These students also co-designed compelling visuals that effectively communicated their most salient messages. In a post-project survey, the AFSIVA students said the exhibit represents the issues that are most important to them (100%), their friends (89%), their school (83%), and Baltimore (94%). Through this project they also gained a better understanding of how they might leverage art to address important issues (88%) and learned to collaborate more effectively (98%). Finally, they said that because of this collaboration, they feel like more people cared about them and their struggle for justice.
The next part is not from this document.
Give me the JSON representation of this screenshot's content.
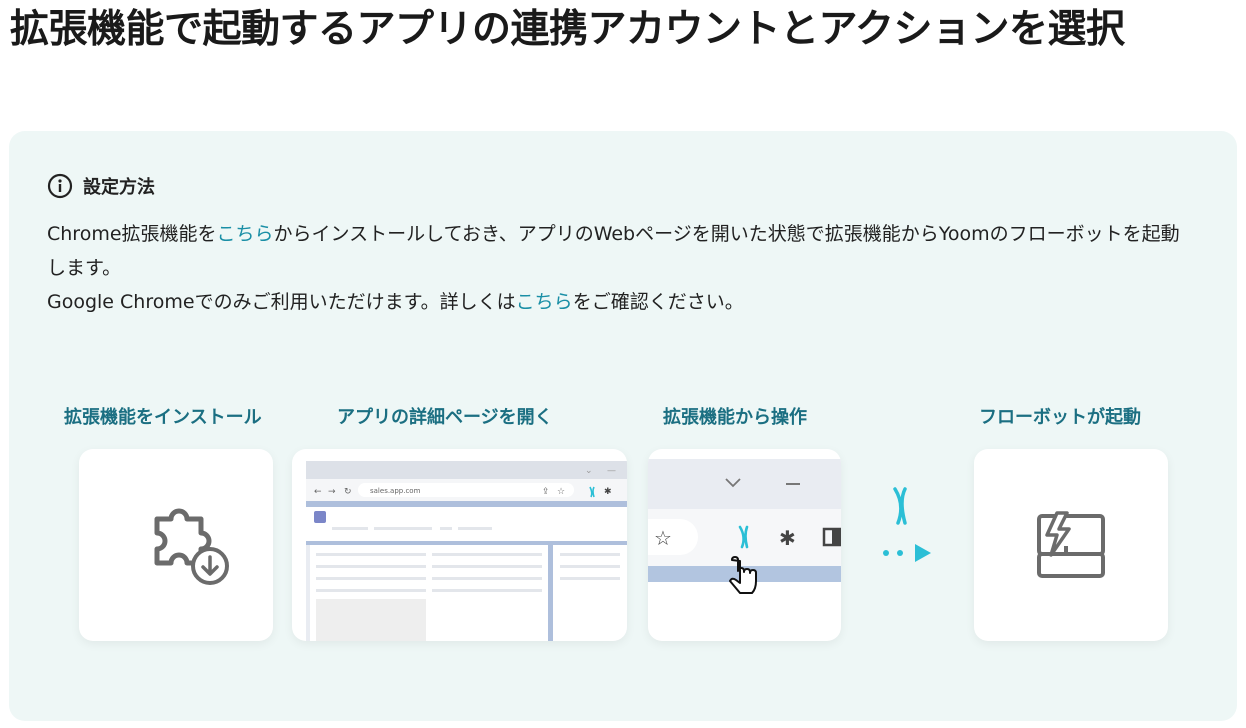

This project exemplifies and advances a critical need for social design curricula: ways to incorporate assessment mechanisms. We are able to quantify and qualify the impact of this project. Our research results indicate that the project had a significant, positive impact upon the AFSIVA community. Findings can enrich future social design research and curricula.

BMOREThanTheStory-DesignIncubation-F
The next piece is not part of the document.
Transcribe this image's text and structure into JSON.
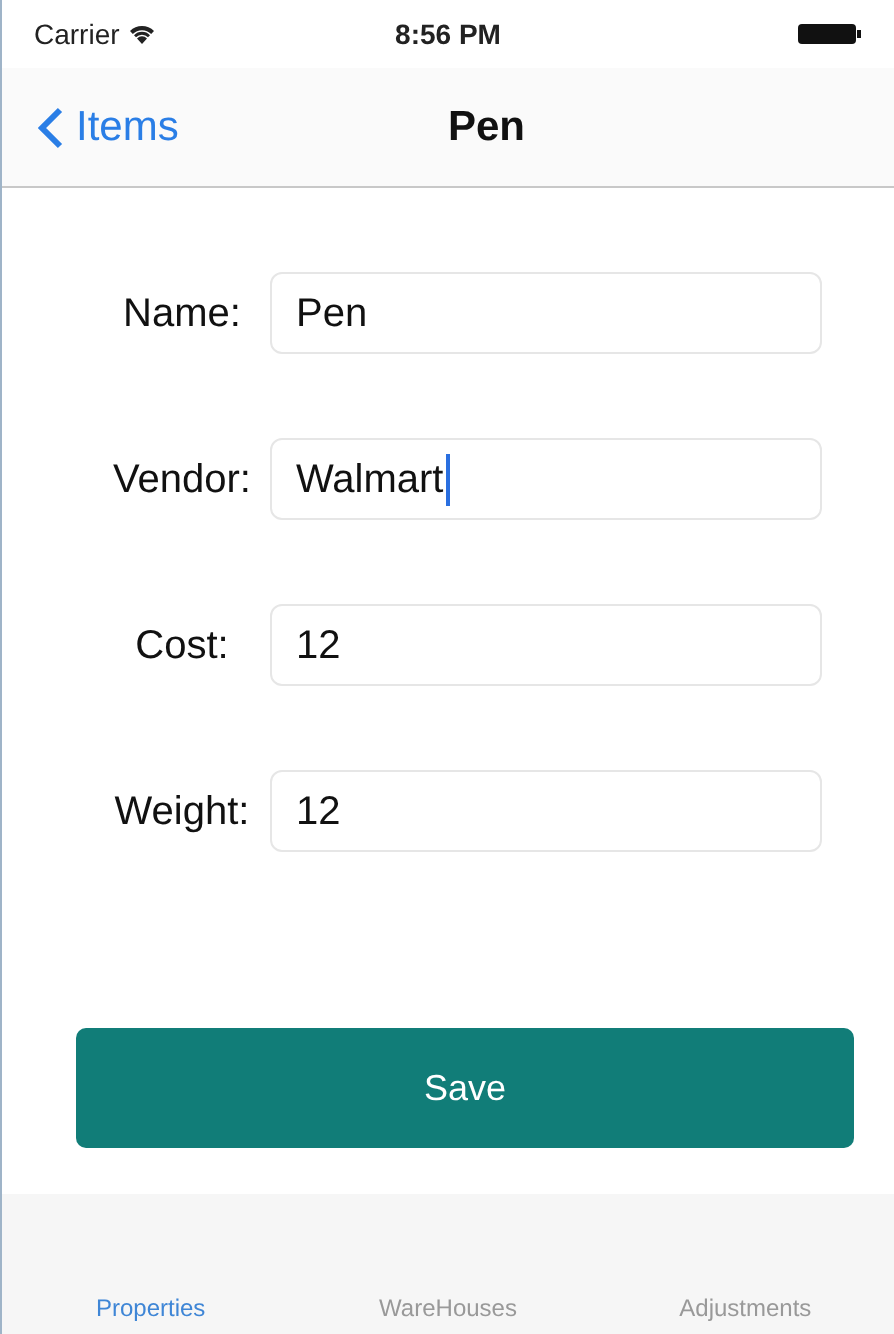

Audra Buck-Coleman is an Associate Professor and director of the graphic design program at University of Maryland College Park. She has written, art directed, curated, designed, authored, led, and collaborated on numerous design projects including Sticks + Stones, an international multi-university collaborative graphic design project that investigates stereotyping and social issues. Her research focuses on social impact design, assessment mechanisms, design pedagogy and design’s role in culture, identities, and representation. She has led students through 16 whole-class collaborative projects, seven of which were with off-campus stakeholders and four of which were with on-campus ones. Seven addressed issues of underrepresented communities. One was an international collaboration with students from China, Germany, Turkey, and the United States. She holds an MFA from Cranbrook Academy of Art and a Bachelors of Journalism from the University of Missouri. She is currently pursing a PhD in sociology to connect to social design.

Addressing Racial Disparity in Design Education

Audra Buck-Coleman
Associate Professor
Graphic Design Program Director
University of Maryland College Park

How do you engage undergraduates in complex, conflict-ridden issues such as social injustice, racism and police brutality? How can these students co-design meaningful objects and messages around such topics that resonate with its stakeholders and community members? Finally, how can you know if these efforts have been productive and successful? BMORE Than The Story offers one case study of how to answer these questions.

In April 2015, the death of Freddie Gray and his treatment by police sparked anger, protests and violence in Baltimore. People from President Obama to the mayor of Baltimore to countless others called the protesters “thugs” and strongly denounced the Uprising and the destruction taking place. The overriding media narrative was pejorative and full of scorn. West Baltimore schools and their students, including those at nearby Augusta Fells Savage Institute of Visual Arts (AFSIVA), a public high school, were implicated in the crime and destruction whether they committed it or not. These students lost control of how they wanted to be defined and regarded.

BMORE Than The Story brought together AFSIVA students and graphic design seniors at University of Maryland College Park to co-design an exhibit that would address critical issues in their community: racial disparities, identity, disenfranchisement, equity, oppression, policing and self-agency. The students reclaimed their narrative and voiced counterpoints to the previous year’s one-sided media portrayal. The Reginald F. Lewis Museum of Maryland African American History in Culture in Baltimore, a Smithsonian affiliate, hosted the exhibit April through September 2016.

In addition, project authors incorporated qualitative and quantitative research to assess the project’s effectiveness. Results showed the high school students were empowered by the project and deemed the exhibit highly successful. Lessons include ways to engage students on difficult topics as well as ways to measure the effectiveness of such a project.